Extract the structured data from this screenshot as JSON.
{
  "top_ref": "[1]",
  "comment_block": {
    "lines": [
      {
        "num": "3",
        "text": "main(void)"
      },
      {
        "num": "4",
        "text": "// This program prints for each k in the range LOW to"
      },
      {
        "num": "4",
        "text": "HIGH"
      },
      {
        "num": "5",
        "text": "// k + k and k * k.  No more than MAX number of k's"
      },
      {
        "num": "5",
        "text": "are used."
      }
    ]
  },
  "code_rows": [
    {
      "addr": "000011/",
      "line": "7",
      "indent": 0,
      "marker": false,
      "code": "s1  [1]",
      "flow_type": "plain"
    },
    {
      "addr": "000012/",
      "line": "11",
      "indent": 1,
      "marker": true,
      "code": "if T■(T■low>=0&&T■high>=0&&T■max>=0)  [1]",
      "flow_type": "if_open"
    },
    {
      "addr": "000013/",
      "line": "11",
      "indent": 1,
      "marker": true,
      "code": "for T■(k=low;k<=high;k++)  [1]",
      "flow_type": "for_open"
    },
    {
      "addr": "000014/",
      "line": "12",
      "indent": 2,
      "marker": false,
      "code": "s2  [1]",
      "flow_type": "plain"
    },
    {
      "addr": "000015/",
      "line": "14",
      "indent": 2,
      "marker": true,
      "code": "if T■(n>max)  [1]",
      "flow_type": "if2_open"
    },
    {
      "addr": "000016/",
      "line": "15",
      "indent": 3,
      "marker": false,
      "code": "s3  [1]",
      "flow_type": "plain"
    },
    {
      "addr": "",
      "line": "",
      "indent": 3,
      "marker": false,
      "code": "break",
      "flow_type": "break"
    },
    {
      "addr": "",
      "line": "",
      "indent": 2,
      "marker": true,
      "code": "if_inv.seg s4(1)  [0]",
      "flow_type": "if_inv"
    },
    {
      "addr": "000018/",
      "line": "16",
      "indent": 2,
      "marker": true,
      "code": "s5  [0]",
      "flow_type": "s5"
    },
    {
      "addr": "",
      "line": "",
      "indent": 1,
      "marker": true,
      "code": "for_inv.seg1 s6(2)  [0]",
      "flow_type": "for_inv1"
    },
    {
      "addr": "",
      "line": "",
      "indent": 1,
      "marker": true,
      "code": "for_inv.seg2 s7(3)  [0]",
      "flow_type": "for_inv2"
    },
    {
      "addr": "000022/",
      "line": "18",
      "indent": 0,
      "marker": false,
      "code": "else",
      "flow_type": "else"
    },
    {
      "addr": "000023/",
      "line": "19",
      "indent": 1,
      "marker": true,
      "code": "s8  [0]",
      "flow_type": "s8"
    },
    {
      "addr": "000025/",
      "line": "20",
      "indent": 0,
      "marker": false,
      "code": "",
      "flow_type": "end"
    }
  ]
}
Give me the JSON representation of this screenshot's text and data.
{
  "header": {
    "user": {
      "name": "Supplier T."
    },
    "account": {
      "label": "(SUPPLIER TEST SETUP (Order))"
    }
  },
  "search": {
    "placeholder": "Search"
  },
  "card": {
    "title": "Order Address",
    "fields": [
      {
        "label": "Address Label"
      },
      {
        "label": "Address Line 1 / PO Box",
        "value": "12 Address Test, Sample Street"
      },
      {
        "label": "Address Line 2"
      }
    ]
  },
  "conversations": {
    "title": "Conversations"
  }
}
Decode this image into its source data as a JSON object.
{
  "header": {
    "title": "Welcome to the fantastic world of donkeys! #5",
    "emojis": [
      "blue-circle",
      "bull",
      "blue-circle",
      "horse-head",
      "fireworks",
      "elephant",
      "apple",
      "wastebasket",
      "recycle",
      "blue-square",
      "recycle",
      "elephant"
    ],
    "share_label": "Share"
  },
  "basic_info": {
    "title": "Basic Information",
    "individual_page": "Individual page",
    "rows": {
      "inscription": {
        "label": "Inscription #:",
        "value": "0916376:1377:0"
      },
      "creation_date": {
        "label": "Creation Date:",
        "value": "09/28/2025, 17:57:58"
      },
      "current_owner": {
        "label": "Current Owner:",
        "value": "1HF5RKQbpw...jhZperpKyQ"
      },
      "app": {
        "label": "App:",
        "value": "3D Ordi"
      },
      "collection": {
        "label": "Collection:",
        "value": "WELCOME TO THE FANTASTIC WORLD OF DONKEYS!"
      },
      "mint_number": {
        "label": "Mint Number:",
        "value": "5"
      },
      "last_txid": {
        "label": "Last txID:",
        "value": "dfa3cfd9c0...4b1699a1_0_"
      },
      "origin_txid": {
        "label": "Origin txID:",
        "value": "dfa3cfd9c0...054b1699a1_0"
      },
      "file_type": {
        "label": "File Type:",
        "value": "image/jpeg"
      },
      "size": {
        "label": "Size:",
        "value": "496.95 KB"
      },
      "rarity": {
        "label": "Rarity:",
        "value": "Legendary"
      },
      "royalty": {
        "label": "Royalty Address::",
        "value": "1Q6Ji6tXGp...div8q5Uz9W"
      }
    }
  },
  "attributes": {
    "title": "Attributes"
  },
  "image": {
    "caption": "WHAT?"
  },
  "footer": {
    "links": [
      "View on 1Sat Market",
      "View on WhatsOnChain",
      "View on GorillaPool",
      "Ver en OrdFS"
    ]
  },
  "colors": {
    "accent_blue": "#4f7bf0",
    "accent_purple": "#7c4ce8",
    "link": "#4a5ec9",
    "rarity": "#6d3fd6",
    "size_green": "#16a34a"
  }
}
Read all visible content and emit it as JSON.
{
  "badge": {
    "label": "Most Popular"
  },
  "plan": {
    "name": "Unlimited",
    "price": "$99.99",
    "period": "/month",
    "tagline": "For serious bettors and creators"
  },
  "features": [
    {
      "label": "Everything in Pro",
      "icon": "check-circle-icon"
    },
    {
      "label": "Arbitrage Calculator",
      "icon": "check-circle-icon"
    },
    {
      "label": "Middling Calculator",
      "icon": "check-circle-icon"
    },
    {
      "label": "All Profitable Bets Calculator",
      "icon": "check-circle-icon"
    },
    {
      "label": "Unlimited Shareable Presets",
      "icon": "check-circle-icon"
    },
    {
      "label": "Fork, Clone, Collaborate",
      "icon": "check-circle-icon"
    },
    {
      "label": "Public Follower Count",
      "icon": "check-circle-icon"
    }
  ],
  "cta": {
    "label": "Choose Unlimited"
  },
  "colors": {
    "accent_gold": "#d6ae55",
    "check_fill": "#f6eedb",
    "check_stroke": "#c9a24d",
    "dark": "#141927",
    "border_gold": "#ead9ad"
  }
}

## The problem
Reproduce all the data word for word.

## Exercise answer
Extract the structured data from this screenshot as JSON.
{
  "top_ref": "[1]",
  "comment_block": {
    "lines": [
      {
        "num": "3",
        "text": "main(void)"
      },
      {
        "num": "4",
        "text": "// This program prints for each k in the range LOW to"
      },
      {
        "num": "4",
        "text": "HIGH"
      },
      {
        "num": "5",
        "text": "// k + k and k * k.  No more than MAX number of k's"
      },
      {
        "num": "5",
        "text": "are used."
      }
    ]
  },
  "code_rows": [
    {
      "addr": "000011/",
      "line": "7",
      "indent": 0,
      "marker": false,
      "code": "s1  [1]",
      "flow_type": "plain"
    },
    {
      "addr": "000012/",
      "line": "11",
      "indent": 1,
      "marker": true,
      "code": "if T■(T■low>=0&&T■high>=0&&T■max>=0)  [1]",
      "flow_type": "if_open"
    },
    {
      "addr": "000013/",
      "line": "11",
      "indent": 1,
      "marker": true,
      "code": "for T■(k=low;k<=high;k++)  [1]",
      "flow_type": "for_open"
    },
    {
      "addr": "000014/",
      "line": "12",
      "indent": 2,
      "marker": false,
      "code": "s2  [1]",
      "flow_type": "plain"
    },
    {
      "addr": "000015/",
      "line": "14",
      "indent": 2,
      "marker": true,
      "code": "if T■(n>max)  [1]",
      "flow_type": "if2_open"
    },
    {
      "addr": "000016/",
      "line": "15",
      "indent": 3,
      "marker": false,
      "code": "s3  [1]",
      "flow_type": "plain"
    },
    {
      "addr": "",
      "line": "",
      "indent": 3,
      "marker": false,
      "code": "break",
      "flow_type": "break"
    },
    {
      "addr": "",
      "line": "",
      "indent": 2,
      "marker": true,
      "code": "if_inv.seg s4(1)  [0]",
      "flow_type": "if_inv"
    },
    {
      "addr": "000018/",
      "line": "16",
      "indent": 2,
      "marker": true,
      "code": "s5  [0]",
      "flow_type": "s5"
    },
    {
      "addr": "",
      "line": "",
      "indent": 1,
      "marker": true,
      "code": "for_inv.seg1 s6(2)  [0]",
      "flow_type": "for_inv1"
    },
    {
      "addr": "",
      "line": "",
      "indent": 1,
      "marker": true,
      "code": "for_inv.seg2 s7(3)  [0]",
      "flow_type": "for_inv2"
    },
    {
      "addr": "000022/",
      "line": "18",
      "indent": 0,
      "marker": false,
      "code": "else",
      "flow_type": "else"
    },
    {
      "addr": "000023/",
      "line": "19",
      "indent": 1,
      "marker": true,
      "code": "s8  [0]",
      "flow_type": "s8"
    },
    {
      "addr": "000025/",
      "line": "20",
      "indent": 0,
      "marker": false,
      "code": "",
      "flow_type": "end"
    }
  ]
}
Give me the JSON representation of this screenshot's text and data.
{
  "header": {
    "user": {
      "name": "Supplier T."
    },
    "account": {
      "label": "(SUPPLIER TEST SETUP (Order))"
    }
  },
  "search": {
    "placeholder": "Search"
  },
  "card": {
    "title": "Order Address",
    "fields": [
      {
        "label": "Address Label"
      },
      {
        "label": "Address Line 1 / PO Box",
        "value": "12 Address Test, Sample Street"
      },
      {
        "label": "Address Line 2"
      }
    ]
  },
  "conversations": {
    "title": "Conversations"
  }
}
Decode this image into its source data as a JSON object.
{
  "header": {
    "title": "Welcome to the fantastic world of donkeys! #5",
    "emojis": [
      "blue-circle",
      "bull",
      "blue-circle",
      "horse-head",
      "fireworks",
      "elephant",
      "apple",
      "wastebasket",
      "recycle",
      "blue-square",
      "recycle",
      "elephant"
    ],
    "share_label": "Share"
  },
  "basic_info": {
    "title": "Basic Information",
    "individual_page": "Individual page",
    "rows": {
      "inscription": {
        "label": "Inscription #:",
        "value": "0916376:1377:0"
      },
      "creation_date": {
        "label": "Creation Date:",
        "value": "09/28/2025, 17:57:58"
      },
      "current_owner": {
        "label": "Current Owner:",
        "value": "1HF5RKQbpw...jhZperpKyQ"
      },
      "app": {
        "label": "App:",
        "value": "3D Ordi"
      },
      "collection": {
        "label": "Collection:",
        "value": "WELCOME TO THE FANTASTIC WORLD OF DONKEYS!"
      },
      "mint_number": {
        "label": "Mint Number:",
        "value": "5"
      },
      "last_txid": {
        "label": "Last txID:",
        "value": "dfa3cfd9c0...4b1699a1_0_"
      },
      "origin_txid": {
        "label": "Origin txID:",
        "value": "dfa3cfd9c0...054b1699a1_0"
      },
      "file_type": {
        "label": "File Type:",
        "value": "image/jpeg"
      },
      "size": {
        "label": "Size:",
        "value": "496.95 KB"
      },
      "rarity": {
        "label": "Rarity:",
        "value": "Legendary"
      },
      "royalty": {
        "label": "Royalty Address::",
        "value": "1Q6Ji6tXGp...div8q5Uz9W"
      }
    }
  },
  "attributes": {
    "title": "Attributes"
  },
  "image": {
    "caption": "WHAT?"
  },
  "footer": {
    "links": [
      "View on 1Sat Market",
      "View on WhatsOnChain",
      "View on GorillaPool",
      "Ver en OrdFS"
    ]
  },
  "colors": {
    "accent_blue": "#4f7bf0",
    "accent_purple": "#7c4ce8",
    "link": "#4a5ec9",
    "rarity": "#6d3fd6",
    "size_green": "#16a34a"
  }
}
Read all visible content and emit it as JSON.
{
  "badge": {
    "label": "Most Popular"
  },
  "plan": {
    "name": "Unlimited",
    "price": "$99.99",
    "period": "/month",
    "tagline": "For serious bettors and creators"
  },
  "features": [
    {
      "label": "Everything in Pro",
      "icon": "check-circle-icon"
    },
    {
      "label": "Arbitrage Calculator",
      "icon": "check-circle-icon"
    },
    {
      "label": "Middling Calculator",
      "icon": "check-circle-icon"
    },
    {
      "label": "All Profitable Bets Calculator",
      "icon": "check-circle-icon"
    },
    {
      "label": "Unlimited Shareable Presets",
      "icon": "check-circle-icon"
    },
    {
      "label": "Fork, Clone, Collaborate",
      "icon": "check-circle-icon"
    },
    {
      "label": "Public Follower Count",
      "icon": "check-circle-icon"
    }
  ],
  "cta": {
    "label": "Choose Unlimited"
  },
  "colors": {
    "accent_gold": "#d6ae55",
    "check_fill": "#f6eedb",
    "check_stroke": "#c9a24d",
    "dark": "#141927",
    "border_gold": "#ead9ad"
  }
}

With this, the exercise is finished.